How Huck bolts Work

Huck bolts work differently to most other fasteners as they are installed via an industrial tool that provides a permanent result.

Huck bolts are a pin and collar combo that are swaged together. In the initial stages of the installation process, the Huck gun engages and pulls on the pin, the joint is pulled together before the conical shaped cavity of the nose assembly is forced down the collar. This progressively locks (swages) the collars into the grooves of the harder steel pin. The pin and swaged collar combine to form the installed Huck fastener.

The squeezing action reduces the diameter of the collar, increasing its length. This in turn stretches the pin, generating a clamp force over the joint.

Shear strength of Lock Bolts vary according to the material strength and minimal diameter of the fastener. By increasing the diameter or the grade of material, the shear strength of the fastener can be increased.
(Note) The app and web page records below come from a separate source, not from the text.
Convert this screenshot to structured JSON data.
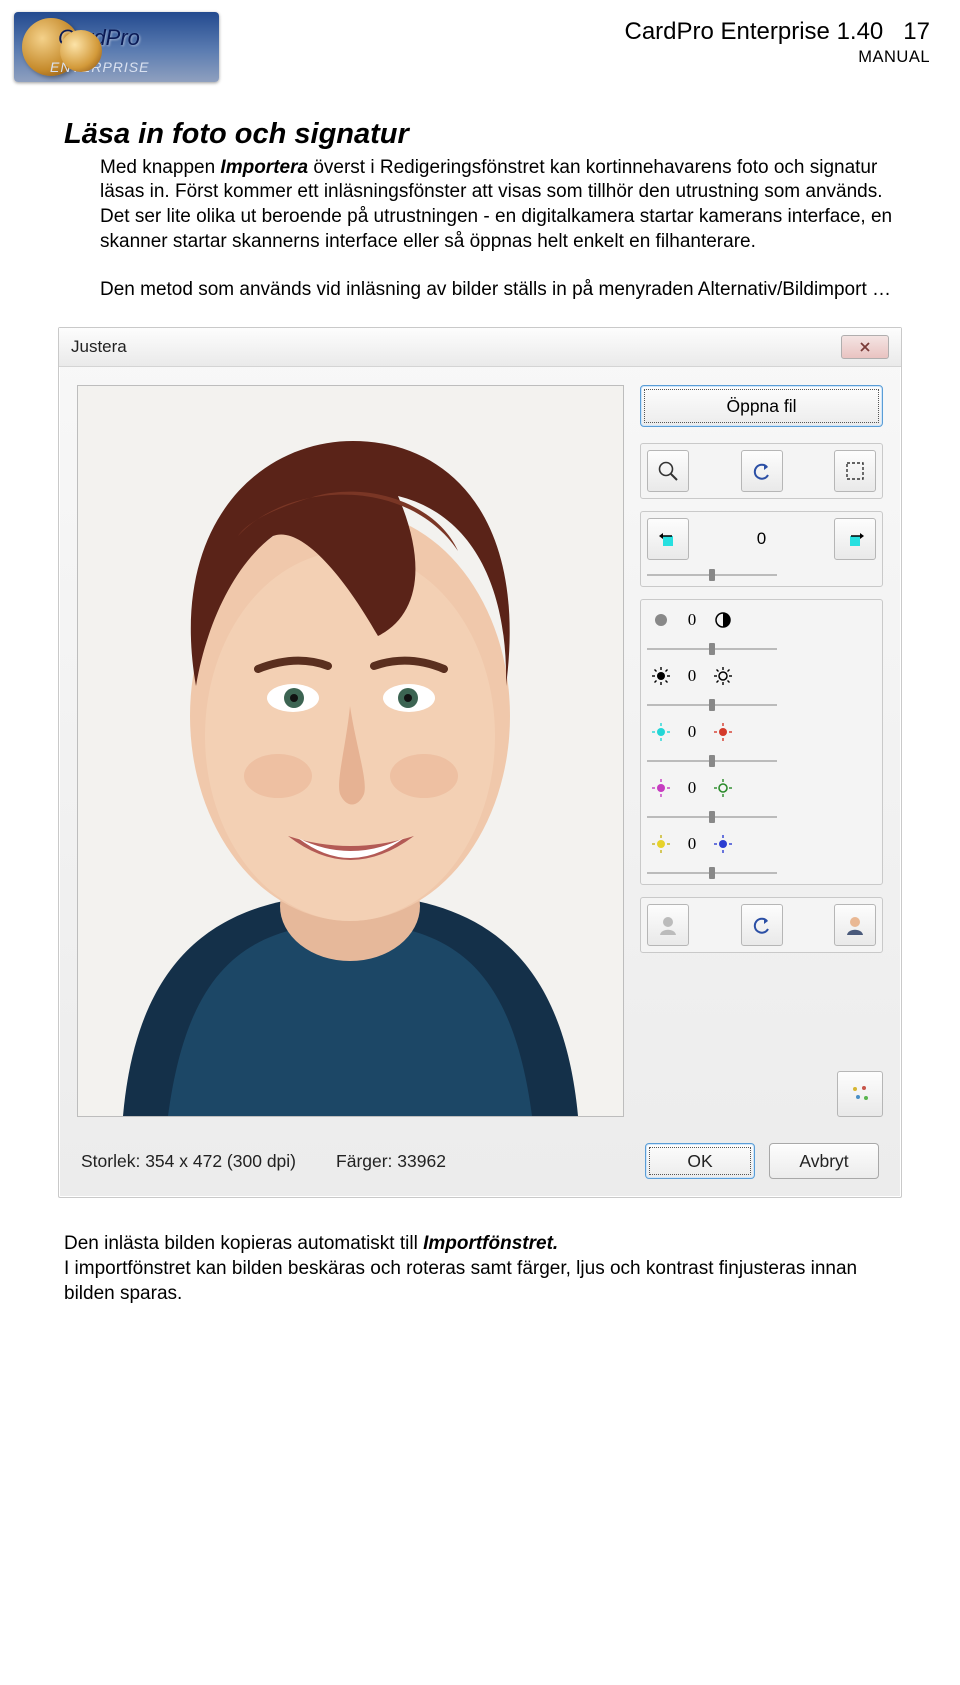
{
  "header": {
    "logo_text1": "CardPro",
    "logo_text2": "ENTERPRISE",
    "doc_title": "CardPro Enterprise 1.40",
    "page_num": "17",
    "manual": "MANUAL"
  },
  "section": {
    "heading": "Läsa in foto och signatur",
    "para1_a": "Med knappen ",
    "para1_em": "Importera",
    "para1_b": " överst i Redigeringsfönstret kan kortinnehavarens foto och signatur läsas in. Först kommer ett inläsningsfönster att visas som tillhör den utrustning som används. Det ser lite olika ut beroende på utrustningen - en digitalkamera startar kamerans interface, en skanner startar skannerns interface eller så öppnas helt enkelt en filhanterare.",
    "para2": "Den metod som används vid inläsning av bilder ställs in på menyraden Alternativ/Bildimport …"
  },
  "dialog": {
    "title": "Justera",
    "open_file": "Öppna fil",
    "rotate_values": {
      "left": "0",
      "right": "0"
    },
    "adjust": {
      "bright_contrast": "0",
      "exposure": "0",
      "cyanred": "0",
      "magentagreen": "0",
      "yellowblue": "0"
    },
    "status_size_label": "Storlek: ",
    "status_size_value": "354 x 472 (300 dpi)",
    "status_colors_label": "Färger: ",
    "status_colors_value": "33962",
    "ok": "OK",
    "cancel": "Avbryt"
  },
  "footer": {
    "p1_a": "Den inlästa bilden kopieras automatiskt till ",
    "p1_em": "Importfönstret.",
    "p2": "I importfönstret kan bilden beskäras och roteras samt färger, ljus och kontrast finjusteras innan bilden sparas."
  }
}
The tensile strength of LockBolts is dependent on the shear resistance of the collar material and the number of grooves it fills.

How Huck Rivets Work

Huck rivets are installed differently to Huck bolts, however the results are the same; a permanent vibration resistant fastener. These rivets are formed via a Huck gun pulling on the pin tail of the rivet and the sleeve either bulbing or expanding to lock itself into place. The sleeve, assisted by the permanently secured pin, therefore resists failure along its centre line.

1. Bulbing

The sleeve of the fastener is compressed, causing it to fold outwards to form a bulb. This forms itself tightly against the joint material. Once the pin is permanently locked into place the pintail will break off, completing the installation.

2. Expanding

Pulling on the pintail causes the head of the pin to draw into the sleeve. This expansion causes a foot print to form against the joint material.